# Exercise directions
Determine how many lines in the following listing include "title". Respond with that number only.
Data for this task below:
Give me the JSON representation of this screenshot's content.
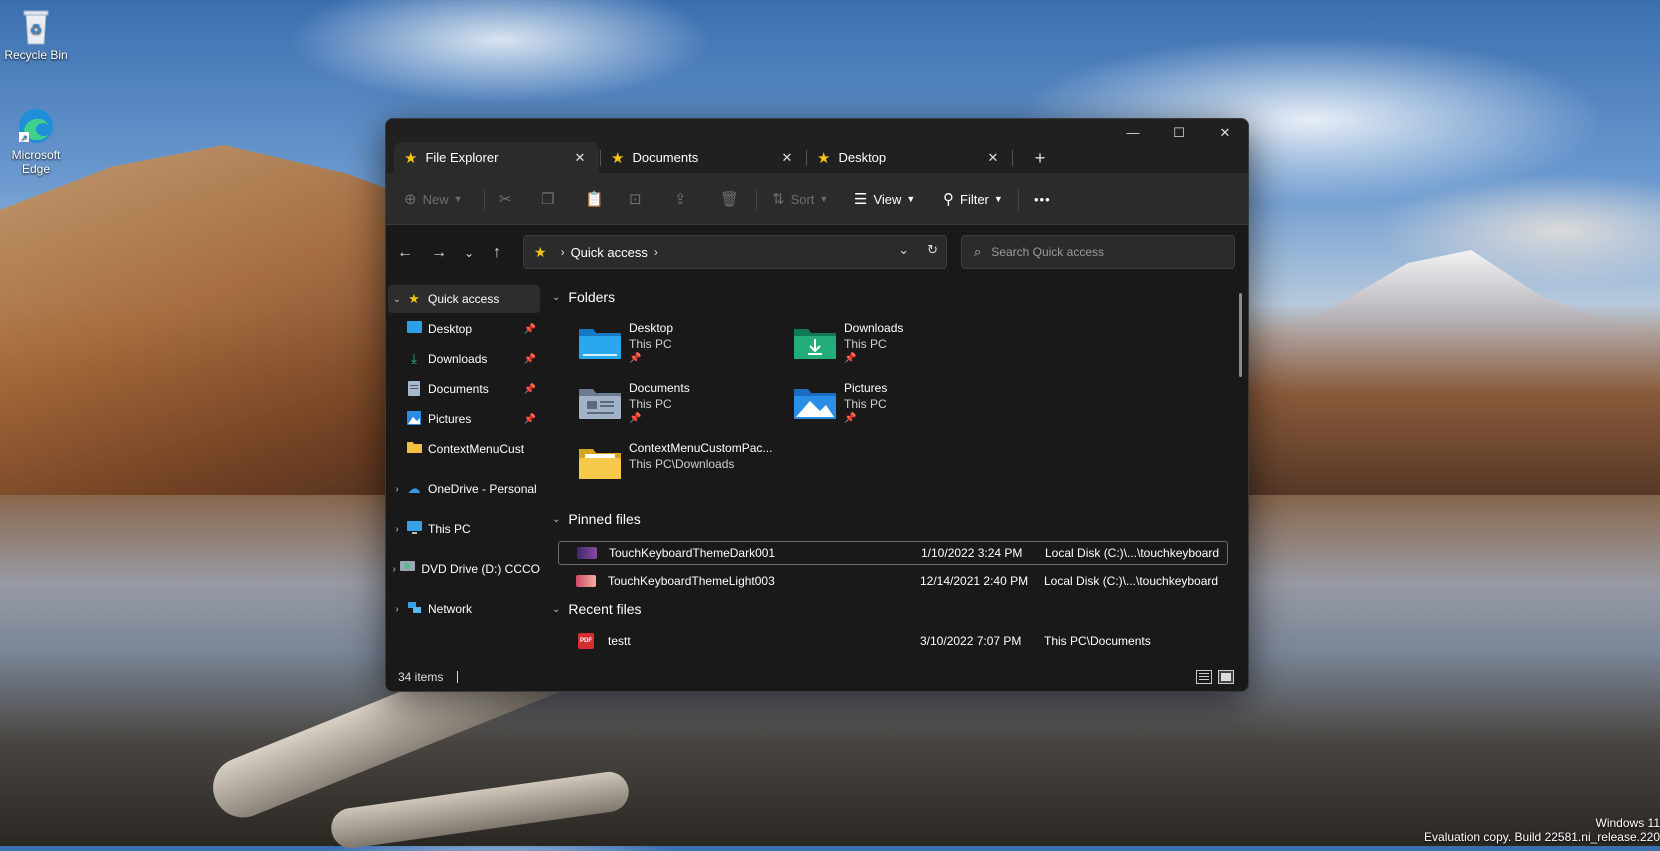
{
  "desktop": {
    "icons": [
      {
        "label": "Recycle Bin",
        "icon": "recycle-bin-icon"
      },
      {
        "label": "Microsoft Edge",
        "icon": "edge-icon"
      }
    ],
    "watermark_line1": "Windows 11",
    "watermark_line2": "Evaluation copy. Build 22581.ni_release.220"
  },
  "window": {
    "tabs": [
      {
        "label": "File Explorer",
        "close": "✕"
      },
      {
        "label": "Documents",
        "close": "✕"
      },
      {
        "label": "Desktop",
        "close": "✕"
      }
    ],
    "new_tab": "+",
    "controls": {
      "minimize": "—",
      "maximize": "☐",
      "close": "✕"
    }
  },
  "toolbar": {
    "new_label": "New",
    "sort_label": "Sort",
    "view_label": "View",
    "filter_label": "Filter",
    "more": "•••"
  },
  "address": {
    "location": "Quick access",
    "search_placeholder": "Search Quick access"
  },
  "sidebar": {
    "items": [
      {
        "label": "Quick access",
        "icon": "star-icon"
      },
      {
        "label": "Desktop",
        "icon": "desktop-folder-icon"
      },
      {
        "label": "Downloads",
        "icon": "download-icon"
      },
      {
        "label": "Documents",
        "icon": "documents-icon"
      },
      {
        "label": "Pictures",
        "icon": "pictures-icon"
      },
      {
        "label": "ContextMenuCust",
        "icon": "folder-icon"
      },
      {
        "label": "OneDrive - Personal",
        "icon": "cloud-icon"
      },
      {
        "label": "This PC",
        "icon": "pc-icon"
      },
      {
        "label": "DVD Drive (D:) CCCO",
        "icon": "dvd-icon"
      },
      {
        "label": "Network",
        "icon": "network-icon"
      }
    ]
  },
  "content": {
    "folders_heading": "Folders",
    "folders": [
      {
        "name": "Desktop",
        "location": "This PC",
        "color": "#1e9be0"
      },
      {
        "name": "Downloads",
        "location": "This PC",
        "color": "#1fa36f"
      },
      {
        "name": "Documents",
        "location": "This PC",
        "color": "#8a9bb0"
      },
      {
        "name": "Pictures",
        "location": "This PC",
        "color": "#2a8be0"
      },
      {
        "name": "ContextMenuCustomPac...",
        "location": "This PC\\Downloads",
        "color": "#f0c040"
      }
    ],
    "pinned_heading": "Pinned files",
    "pinned": [
      {
        "name": "TouchKeyboardThemeDark001",
        "date": "1/10/2022 3:24 PM",
        "location": "Local Disk (C:)\\...\\touchkeyboard",
        "color": "#5a3a8a"
      },
      {
        "name": "TouchKeyboardThemeLight003",
        "date": "12/14/2021 2:40 PM",
        "location": "Local Disk (C:)\\...\\touchkeyboard",
        "color": "#d46a7a"
      }
    ],
    "recent_heading": "Recent files",
    "recent": [
      {
        "name": "testt",
        "date": "3/10/2022 7:07 PM",
        "location": "This PC\\Documents",
        "color": "#d32f2f",
        "badge": "PDF"
      }
    ]
  },
  "status": {
    "count": "34 items"
  }
}
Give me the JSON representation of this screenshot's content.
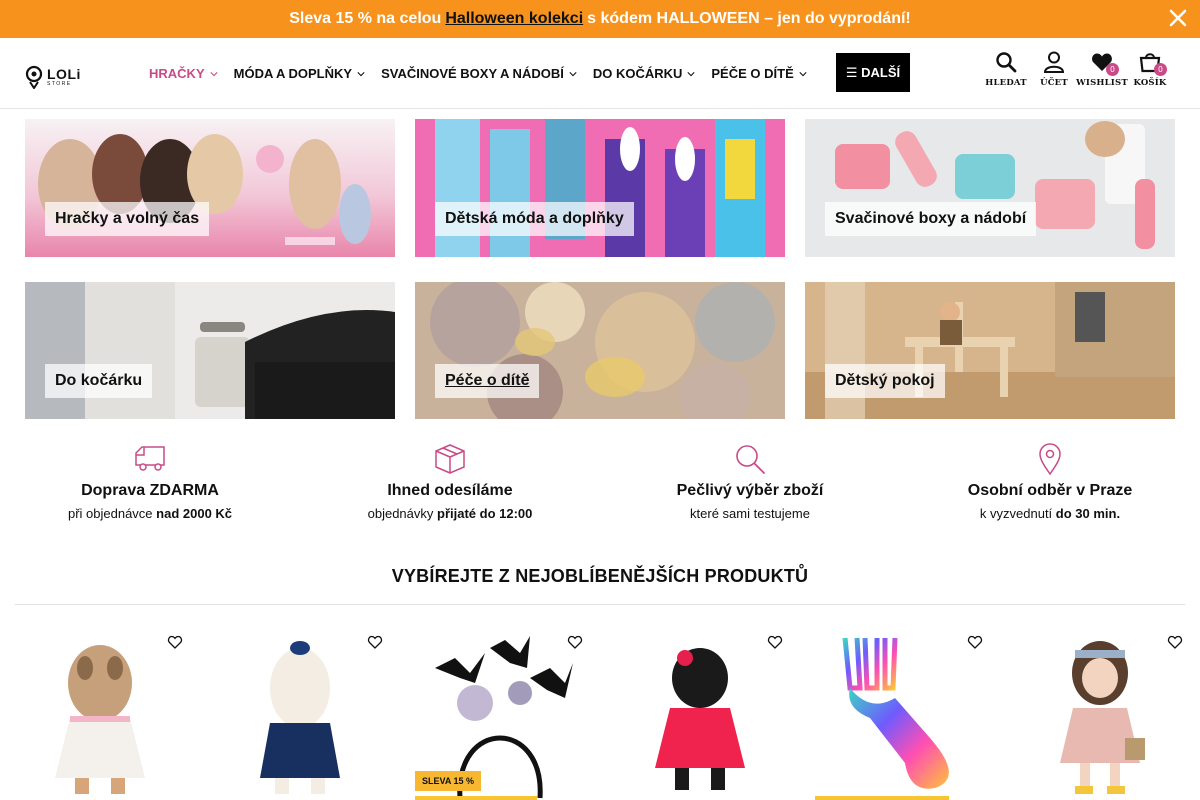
{
  "promo": {
    "text_before": "Sleva 15 % na celou",
    "link": "Halloween kolekci",
    "text_after": "s kódem HALLOWEEN – jen do vyprodání!",
    "bg_color": "#f7931d"
  },
  "header": {
    "logo": {
      "main": "LOLi",
      "sub": "STORE"
    },
    "nav": [
      {
        "label": "HRAČKY",
        "active": true
      },
      {
        "label": "MÓDA A DOPLŇKY"
      },
      {
        "label": "SVAČINOVÉ BOXY A NÁDOBÍ"
      },
      {
        "label": "DO KOČÁRKU"
      },
      {
        "label": "PÉČE O DÍTĚ"
      }
    ],
    "more": "☰ DALŠÍ",
    "tools": {
      "search": "HLEDAT",
      "account": "ÚČET",
      "wishlist": "WISHLIST",
      "wishlist_count": "0",
      "cart": "KOŠÍK",
      "cart_count": "0"
    },
    "accent_color": "#c84b87"
  },
  "categories": [
    {
      "label": "Hračky a volný čas"
    },
    {
      "label": "Dětská móda a doplňky"
    },
    {
      "label": "Svačinové boxy a nádobí"
    },
    {
      "label": "Do kočárku"
    },
    {
      "label": "Péče o dítě"
    },
    {
      "label": "Dětský pokoj"
    }
  ],
  "features": [
    {
      "icon": "truck-icon",
      "title": "Doprava ZDARMA",
      "sub_pre": "při objednávce",
      "sub_bold": "nad 2000 Kč"
    },
    {
      "icon": "box-icon",
      "title": "Ihned odesíláme",
      "sub_pre": "objednávky",
      "sub_bold": "přijaté do 12:00"
    },
    {
      "icon": "magnifier-icon",
      "title": "Pečlivý výběr zboží",
      "sub_pre": "které sami testujeme",
      "sub_bold": ""
    },
    {
      "icon": "location-pin-icon",
      "title": "Osobní odběr v Praze",
      "sub_pre": "k vyzvednutí",
      "sub_bold": "do 30 min."
    }
  ],
  "popular": {
    "title": "VYBÍREJTE Z NEJOBLÍBENĚJŠÍCH PRODUKTŮ",
    "products": [
      {
        "image": "plush-yorkshire-dog-white-dress"
      },
      {
        "image": "plush-white-dog-navy-dress"
      },
      {
        "image": "halloween-bat-headband",
        "badge": "SLEVA 15 %"
      },
      {
        "image": "plush-black-cat-pink-dress"
      },
      {
        "image": "rainbow-spork"
      },
      {
        "image": "doll-pink-dress-basket"
      }
    ]
  }
}
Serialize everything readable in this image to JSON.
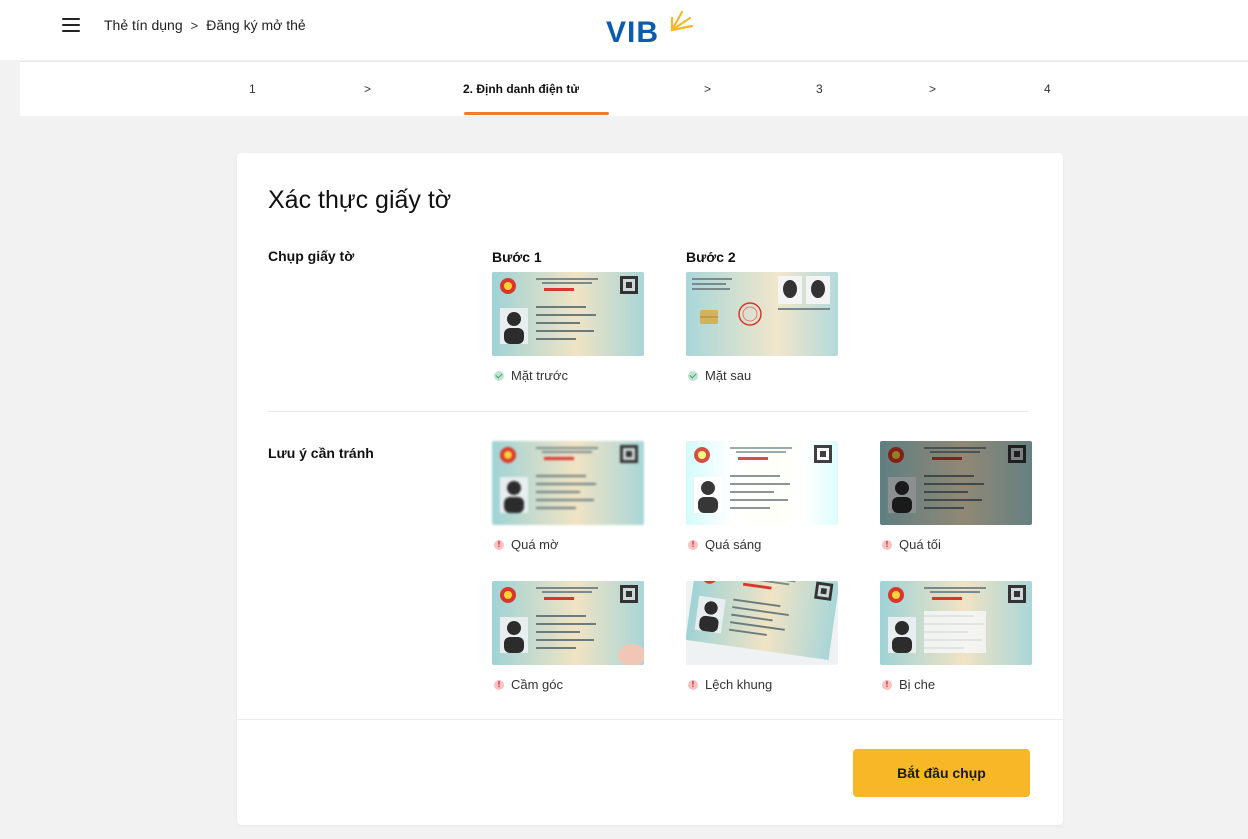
{
  "header": {
    "menu_icon": "menu-icon",
    "breadcrumb": [
      "Thẻ tín dụng",
      "Đăng ký mở thẻ"
    ],
    "breadcrumb_separator": ">",
    "logo_text": "VIB",
    "logo_color": "#0b5cad",
    "logo_star_color": "#f7b727"
  },
  "stepper": {
    "steps": [
      "1",
      "2. Định danh điện tử",
      "3",
      "4"
    ],
    "separator": ">",
    "active_index": 1,
    "accent_color": "#f07c2e"
  },
  "card": {
    "title": "Xác thực giấy tờ",
    "capture": {
      "label": "Chụp giấy tờ",
      "steps": [
        {
          "title": "Bước 1",
          "caption": "Mặt trước",
          "status": "ok"
        },
        {
          "title": "Bước 2",
          "caption": "Mặt sau",
          "status": "ok"
        }
      ]
    },
    "avoid": {
      "label": "Lưu ý cần tránh",
      "items": [
        {
          "caption": "Quá mờ",
          "status": "warning"
        },
        {
          "caption": "Quá sáng",
          "status": "warning"
        },
        {
          "caption": "Quá tối",
          "status": "warning"
        },
        {
          "caption": "Cầm góc",
          "status": "warning"
        },
        {
          "caption": "Lệch khung",
          "status": "warning"
        },
        {
          "caption": "Bị che",
          "status": "warning"
        }
      ]
    },
    "start_button": "Bắt đầu chụp",
    "button_color": "#f7b727"
  }
}
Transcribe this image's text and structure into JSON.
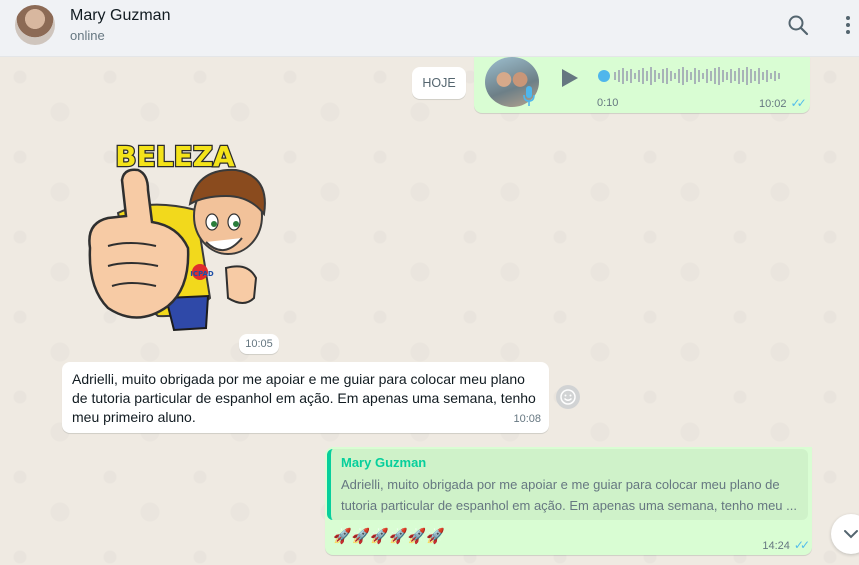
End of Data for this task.
# Exercise result
8